We've been back for a week and still busy. As this blog functions in part as an online journal for me, I may bore you to tears with a day-by-day review of our trip. Here goes: With only 8 nights to spend, we decided to fly into Shannon Airport and concentrate our time in a small area of Ireland. In part because of the whole driving-on-the-wrong-side-of-the-road thing. Which is no small thing on the sometimes insanely narrow roadways. Incidentally, we'd never even heard of a Seat car. I had to look that up when we got home to discover it is a Spanish brand.
We decided we'd stop along the way in Newcastle West in County Limerick to walk along the River Arra.
We went to lunch at Dan Cronin's Bar. We had Smithwicks on draft (and yes, I knew how to pronounce it) with chicken and prawn quiche and curry. We would soon learn that in spite of being an island with a strong fishing industry, seafood is not big here. Most of what is caught is exported to France, where they understand the deliciousness of good seafood. Instead, meals lean heavily toward pigs, cows, and of course, sheep. None of which I eat.
On from there onto the Dingle Peninusula, County Kerry. Maura, the caretaker for the cottage we were renting, told us we'd pass her own place on our way through An Clochán. We'd see the sign that said "Brandon Bay Cottages," she said. It wasn't until our last day that we noticed the sign nearly covered by ivy. I actually took this photo our first day because I thought it was pretty - and even then I didn't see the sign!
But An Clochán was a metropolis compared to where we were staying. We continued up the mountain, through Bréanainn, and on up Brandon Mountain. Below us was Fermoyle Beach, which begins above Bréanainn and curves around to the other side of the bay.

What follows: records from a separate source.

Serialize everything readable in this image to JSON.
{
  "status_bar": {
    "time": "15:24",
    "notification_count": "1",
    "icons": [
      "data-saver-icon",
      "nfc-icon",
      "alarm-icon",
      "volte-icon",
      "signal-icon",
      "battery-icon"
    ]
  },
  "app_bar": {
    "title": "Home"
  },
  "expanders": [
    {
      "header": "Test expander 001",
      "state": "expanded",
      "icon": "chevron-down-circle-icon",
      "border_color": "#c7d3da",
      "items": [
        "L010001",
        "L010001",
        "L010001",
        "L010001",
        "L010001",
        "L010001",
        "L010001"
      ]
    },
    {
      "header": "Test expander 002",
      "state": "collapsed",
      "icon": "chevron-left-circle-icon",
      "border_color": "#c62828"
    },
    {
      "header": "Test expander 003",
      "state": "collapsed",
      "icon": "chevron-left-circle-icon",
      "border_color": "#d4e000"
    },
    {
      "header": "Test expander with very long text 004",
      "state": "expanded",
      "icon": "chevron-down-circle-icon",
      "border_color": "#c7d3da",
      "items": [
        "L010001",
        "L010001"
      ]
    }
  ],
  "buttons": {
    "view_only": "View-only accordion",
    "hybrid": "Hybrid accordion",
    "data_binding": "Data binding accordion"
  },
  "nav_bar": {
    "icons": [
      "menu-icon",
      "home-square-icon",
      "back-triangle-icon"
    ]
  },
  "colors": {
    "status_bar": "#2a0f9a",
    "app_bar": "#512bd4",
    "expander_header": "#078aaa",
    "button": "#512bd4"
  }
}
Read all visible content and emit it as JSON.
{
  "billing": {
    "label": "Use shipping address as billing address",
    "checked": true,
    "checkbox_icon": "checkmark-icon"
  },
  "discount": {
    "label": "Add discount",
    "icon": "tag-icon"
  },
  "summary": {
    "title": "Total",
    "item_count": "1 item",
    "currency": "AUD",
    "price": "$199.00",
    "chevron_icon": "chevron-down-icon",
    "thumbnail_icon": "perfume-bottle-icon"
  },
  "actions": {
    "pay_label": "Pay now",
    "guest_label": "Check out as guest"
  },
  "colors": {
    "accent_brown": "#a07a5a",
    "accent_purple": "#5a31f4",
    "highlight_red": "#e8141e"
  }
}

We drove along roads which narrowed to one lane at times. As often as not, brush on the roadside was scraping my side of the car. All the way up to the very last house, the Stone Cottage.
It was a three-bedroom place, but we took the front bedroom.  Both for the double bed, and because of the view.
Like this view out one of the bedroom's windows at the foot of the bed. Nothing but rock-wall divided hillside, sheep and sea.
And the view from our kitchen, which made washing up dishes a pleasure. At times the sheep were just the other side of the wire, watching us watch them.
And this was the view from the living room window. It didn't rain, but was a little overcast, with the sun breaking through.
After we'd unpacked, we drove back to Clochán and picked up eggs, sugar, bread, cheese, coffee, and pastries. The woman running the store told us we could get a bottle of wine at one of the pubs in town.
We decided to start with O'Donnell's. It was just so cute, with its thatched roof and colorful boots leading to their entrance. It was dark and small inside, a very cozy atmosphere. Only a bar and a few small tables.
And we were ready for a beer. I had been told that fresh draft Guinness was so much better than the bottled stuff and I'd love it. Well, the truth is I liked it well enough, but didn't love it. I find it bland. Maybe it's because I've developed a taste for strongly hopped beers like IPAs. Still, I had it many times during the trip because I like having local food and drink.
That first night we had a fish and prawn pie, which was quite good. And chips, of course. Because apparently virtually every meal is accompanied by potatoes.
This sign on the wall of the pub just made me giggle.
Before we left, we bought a bottle of wine to take back to the cottage with us to drink with the fresh pastries from the market. I tell you, if I ate all the time the way I do when I'm traveling, I'd weigh 900 pounds. I pack away an unseemly amount of food on vacation.
And back for the night to our little cottage on the point. See it way off to the left all by itself? It was just that isolated and serene, and we were thrilled to be spending the next four days there.